Producing the vaccine
After the vaccine has been successfully researched, designed and trialled, it needs to be produced at scale so there is enough for all those who need it. The expertise of a variety of technicians is vital at this stage.
Frozen lab-produced master bank cells, which contain the genetic instructions on how the human body needs to fight the virus, are thawed. They are then transferred into larger and larger solutions of media to grow. When there’s enough to fill a 1000 litre bioreactor, the solution goes through a process of separation, purification and concentration.
Throughout this process, conditions need to be just right.
Instrumentation technicians like Michael, are key to making sure that the apparatus and machinery involved is operating correctly. This requires analysing and resolving issues expertly and as quickly as possible.
Here you’re not coming to work and doing the same thing every day, you have to think. That’s what I like most.
Elsewhere, process technicians like Joe, oversee the entire manufacturing process – executing, monitoring and controlling production to ensure it is at the right sterility, humidity and temperature to create viable batches of vaccine.
We need to be able to recognise if something isn’t working properly or needs changing.
Joe at CPI
Throughout the process you also have technicians tasked with quality assurance, ensuring that production complies with procedure, standards and regulation. That can be carried out by analytical technicians, like Dominika, who checks that the treatments to be received by patients are at the highest possible standard.
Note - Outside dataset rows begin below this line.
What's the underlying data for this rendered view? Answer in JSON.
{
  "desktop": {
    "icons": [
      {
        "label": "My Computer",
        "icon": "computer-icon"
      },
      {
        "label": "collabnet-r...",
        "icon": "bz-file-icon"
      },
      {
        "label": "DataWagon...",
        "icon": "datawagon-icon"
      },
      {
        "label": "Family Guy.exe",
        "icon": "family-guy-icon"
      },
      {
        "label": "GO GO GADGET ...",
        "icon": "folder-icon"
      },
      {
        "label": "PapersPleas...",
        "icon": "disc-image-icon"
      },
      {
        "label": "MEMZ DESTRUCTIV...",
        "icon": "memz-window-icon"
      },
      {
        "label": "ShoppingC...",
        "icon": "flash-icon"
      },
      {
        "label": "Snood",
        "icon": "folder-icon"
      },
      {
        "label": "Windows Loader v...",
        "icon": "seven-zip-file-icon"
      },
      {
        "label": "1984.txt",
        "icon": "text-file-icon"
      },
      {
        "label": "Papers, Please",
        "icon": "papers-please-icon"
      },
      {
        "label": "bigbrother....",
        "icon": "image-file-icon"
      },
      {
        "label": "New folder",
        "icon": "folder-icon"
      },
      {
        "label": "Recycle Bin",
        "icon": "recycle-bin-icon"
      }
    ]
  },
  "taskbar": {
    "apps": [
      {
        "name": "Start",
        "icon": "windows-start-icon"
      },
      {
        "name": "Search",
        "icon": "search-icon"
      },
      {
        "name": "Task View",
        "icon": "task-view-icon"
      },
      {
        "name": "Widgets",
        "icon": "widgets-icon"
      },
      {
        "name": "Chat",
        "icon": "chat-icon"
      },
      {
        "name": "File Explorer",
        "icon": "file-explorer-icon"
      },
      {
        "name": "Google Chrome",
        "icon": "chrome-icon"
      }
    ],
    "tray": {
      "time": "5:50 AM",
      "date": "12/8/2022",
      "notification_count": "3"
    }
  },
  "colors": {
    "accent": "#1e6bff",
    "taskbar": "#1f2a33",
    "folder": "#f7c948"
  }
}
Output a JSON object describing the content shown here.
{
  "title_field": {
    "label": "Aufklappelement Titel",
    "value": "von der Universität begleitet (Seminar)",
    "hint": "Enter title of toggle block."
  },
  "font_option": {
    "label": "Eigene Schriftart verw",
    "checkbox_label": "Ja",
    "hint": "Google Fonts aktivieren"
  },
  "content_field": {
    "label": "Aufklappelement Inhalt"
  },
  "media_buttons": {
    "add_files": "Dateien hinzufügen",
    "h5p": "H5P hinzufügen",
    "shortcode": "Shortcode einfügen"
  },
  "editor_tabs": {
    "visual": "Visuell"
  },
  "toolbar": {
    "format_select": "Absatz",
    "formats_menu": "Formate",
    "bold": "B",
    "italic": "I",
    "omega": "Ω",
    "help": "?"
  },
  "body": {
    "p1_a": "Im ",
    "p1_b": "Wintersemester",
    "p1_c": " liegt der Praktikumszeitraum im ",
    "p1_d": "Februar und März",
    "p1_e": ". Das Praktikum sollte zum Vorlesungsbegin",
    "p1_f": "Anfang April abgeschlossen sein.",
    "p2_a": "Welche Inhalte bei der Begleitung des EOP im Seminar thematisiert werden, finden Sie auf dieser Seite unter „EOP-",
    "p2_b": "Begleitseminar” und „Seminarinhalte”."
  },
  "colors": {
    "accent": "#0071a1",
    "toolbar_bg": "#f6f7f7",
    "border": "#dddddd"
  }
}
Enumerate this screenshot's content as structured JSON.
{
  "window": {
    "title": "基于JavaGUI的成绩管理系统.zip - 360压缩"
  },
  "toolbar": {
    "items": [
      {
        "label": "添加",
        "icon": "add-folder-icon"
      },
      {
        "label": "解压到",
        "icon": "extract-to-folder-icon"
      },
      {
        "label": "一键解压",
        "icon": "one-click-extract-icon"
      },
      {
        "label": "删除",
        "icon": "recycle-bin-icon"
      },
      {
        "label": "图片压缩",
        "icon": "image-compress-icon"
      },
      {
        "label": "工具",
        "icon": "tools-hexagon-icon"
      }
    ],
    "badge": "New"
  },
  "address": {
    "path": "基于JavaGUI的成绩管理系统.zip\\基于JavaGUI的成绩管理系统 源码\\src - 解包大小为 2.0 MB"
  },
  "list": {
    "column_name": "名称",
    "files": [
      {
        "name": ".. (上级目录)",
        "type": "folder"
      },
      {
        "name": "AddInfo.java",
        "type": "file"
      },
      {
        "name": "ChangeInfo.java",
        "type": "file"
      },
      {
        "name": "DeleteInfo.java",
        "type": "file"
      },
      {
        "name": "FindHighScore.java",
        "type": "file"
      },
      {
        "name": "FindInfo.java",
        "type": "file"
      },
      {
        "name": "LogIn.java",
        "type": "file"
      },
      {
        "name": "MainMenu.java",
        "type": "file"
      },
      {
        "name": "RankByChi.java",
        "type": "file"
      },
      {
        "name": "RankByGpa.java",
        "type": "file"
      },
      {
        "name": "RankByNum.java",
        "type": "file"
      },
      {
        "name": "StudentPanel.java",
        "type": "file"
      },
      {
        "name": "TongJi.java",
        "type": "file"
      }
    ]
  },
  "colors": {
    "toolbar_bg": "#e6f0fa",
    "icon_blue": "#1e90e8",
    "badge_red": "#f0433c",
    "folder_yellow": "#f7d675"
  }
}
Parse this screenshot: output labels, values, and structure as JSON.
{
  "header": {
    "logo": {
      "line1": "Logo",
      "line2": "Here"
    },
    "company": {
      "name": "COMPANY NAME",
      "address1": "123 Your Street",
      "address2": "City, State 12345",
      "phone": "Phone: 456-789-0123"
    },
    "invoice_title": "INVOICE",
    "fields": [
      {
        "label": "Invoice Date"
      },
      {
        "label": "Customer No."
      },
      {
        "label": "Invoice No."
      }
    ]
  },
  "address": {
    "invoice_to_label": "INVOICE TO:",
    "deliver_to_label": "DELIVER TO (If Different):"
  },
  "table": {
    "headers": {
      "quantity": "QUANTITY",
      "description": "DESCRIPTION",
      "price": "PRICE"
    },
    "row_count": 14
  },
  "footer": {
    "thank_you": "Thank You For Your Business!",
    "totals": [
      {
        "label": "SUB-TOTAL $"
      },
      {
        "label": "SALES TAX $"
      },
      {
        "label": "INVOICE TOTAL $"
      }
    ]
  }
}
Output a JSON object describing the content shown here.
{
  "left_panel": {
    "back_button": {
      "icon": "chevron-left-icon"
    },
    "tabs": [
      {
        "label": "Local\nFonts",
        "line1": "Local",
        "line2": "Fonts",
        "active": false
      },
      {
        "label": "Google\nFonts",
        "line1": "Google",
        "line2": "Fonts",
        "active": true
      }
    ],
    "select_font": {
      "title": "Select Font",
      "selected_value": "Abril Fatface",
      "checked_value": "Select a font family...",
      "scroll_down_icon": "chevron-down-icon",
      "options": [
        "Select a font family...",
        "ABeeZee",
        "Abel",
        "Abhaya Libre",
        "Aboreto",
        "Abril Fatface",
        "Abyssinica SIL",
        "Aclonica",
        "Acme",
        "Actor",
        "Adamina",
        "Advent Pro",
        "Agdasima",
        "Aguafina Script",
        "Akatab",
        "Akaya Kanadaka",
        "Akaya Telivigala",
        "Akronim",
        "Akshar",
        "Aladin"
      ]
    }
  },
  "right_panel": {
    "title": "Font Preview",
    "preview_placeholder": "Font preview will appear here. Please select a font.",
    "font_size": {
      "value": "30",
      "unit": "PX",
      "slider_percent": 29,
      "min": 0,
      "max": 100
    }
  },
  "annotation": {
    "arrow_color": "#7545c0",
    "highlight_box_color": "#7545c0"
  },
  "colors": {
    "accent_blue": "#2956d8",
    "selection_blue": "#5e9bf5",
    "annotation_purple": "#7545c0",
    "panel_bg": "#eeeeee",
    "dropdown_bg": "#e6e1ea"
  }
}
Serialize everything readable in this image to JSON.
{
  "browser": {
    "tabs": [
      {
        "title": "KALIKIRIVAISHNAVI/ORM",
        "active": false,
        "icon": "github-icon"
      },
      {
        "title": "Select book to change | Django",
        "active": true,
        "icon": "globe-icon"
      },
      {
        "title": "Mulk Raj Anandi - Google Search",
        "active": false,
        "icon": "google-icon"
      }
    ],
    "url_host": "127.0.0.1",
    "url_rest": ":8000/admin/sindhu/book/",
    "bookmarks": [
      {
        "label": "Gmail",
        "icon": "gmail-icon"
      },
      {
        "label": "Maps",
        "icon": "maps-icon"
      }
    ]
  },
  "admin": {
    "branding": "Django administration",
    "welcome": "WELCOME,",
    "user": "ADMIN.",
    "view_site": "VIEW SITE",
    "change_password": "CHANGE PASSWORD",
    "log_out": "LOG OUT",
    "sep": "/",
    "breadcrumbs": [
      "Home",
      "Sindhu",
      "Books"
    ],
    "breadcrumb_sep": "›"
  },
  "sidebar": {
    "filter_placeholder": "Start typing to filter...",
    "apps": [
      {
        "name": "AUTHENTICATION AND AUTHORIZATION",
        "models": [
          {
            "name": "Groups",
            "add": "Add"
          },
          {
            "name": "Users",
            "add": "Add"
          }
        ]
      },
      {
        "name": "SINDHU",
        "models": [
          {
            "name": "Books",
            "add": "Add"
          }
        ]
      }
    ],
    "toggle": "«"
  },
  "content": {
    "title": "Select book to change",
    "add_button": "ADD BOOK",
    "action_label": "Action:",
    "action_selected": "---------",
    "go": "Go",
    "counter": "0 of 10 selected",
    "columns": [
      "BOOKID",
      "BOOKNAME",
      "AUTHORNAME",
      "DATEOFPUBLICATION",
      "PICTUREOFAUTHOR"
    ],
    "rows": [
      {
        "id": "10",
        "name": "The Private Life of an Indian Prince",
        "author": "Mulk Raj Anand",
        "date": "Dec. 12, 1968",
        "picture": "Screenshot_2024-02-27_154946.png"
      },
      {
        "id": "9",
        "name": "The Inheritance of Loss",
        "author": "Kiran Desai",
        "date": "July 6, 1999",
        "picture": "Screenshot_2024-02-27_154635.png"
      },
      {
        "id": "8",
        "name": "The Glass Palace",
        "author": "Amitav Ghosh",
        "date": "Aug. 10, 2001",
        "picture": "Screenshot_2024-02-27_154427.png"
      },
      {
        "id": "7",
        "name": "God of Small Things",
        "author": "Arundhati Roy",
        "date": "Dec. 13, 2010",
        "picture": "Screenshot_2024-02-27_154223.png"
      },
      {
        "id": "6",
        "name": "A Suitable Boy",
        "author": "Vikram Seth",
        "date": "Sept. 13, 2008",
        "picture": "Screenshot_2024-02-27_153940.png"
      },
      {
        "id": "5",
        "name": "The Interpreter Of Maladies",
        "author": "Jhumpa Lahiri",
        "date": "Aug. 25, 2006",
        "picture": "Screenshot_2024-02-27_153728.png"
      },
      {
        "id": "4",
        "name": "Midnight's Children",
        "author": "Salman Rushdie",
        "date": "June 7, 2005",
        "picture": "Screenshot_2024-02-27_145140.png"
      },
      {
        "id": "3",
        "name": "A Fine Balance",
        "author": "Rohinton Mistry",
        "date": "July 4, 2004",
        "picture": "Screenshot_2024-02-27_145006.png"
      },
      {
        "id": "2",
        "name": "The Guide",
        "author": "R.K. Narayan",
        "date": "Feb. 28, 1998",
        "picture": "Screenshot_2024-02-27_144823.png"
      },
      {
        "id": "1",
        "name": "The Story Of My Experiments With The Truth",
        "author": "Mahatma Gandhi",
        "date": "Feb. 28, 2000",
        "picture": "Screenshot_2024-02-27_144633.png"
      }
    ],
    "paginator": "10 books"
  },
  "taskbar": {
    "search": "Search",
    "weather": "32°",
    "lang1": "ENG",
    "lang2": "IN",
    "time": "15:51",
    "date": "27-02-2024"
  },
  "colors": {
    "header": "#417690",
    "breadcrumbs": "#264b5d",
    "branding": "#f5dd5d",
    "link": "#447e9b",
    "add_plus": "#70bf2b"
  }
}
It’s really rewarding knowing that thanks to your work, patients receive safe treatments that will help to save lives in the long-run.
Dominika, University of Manchester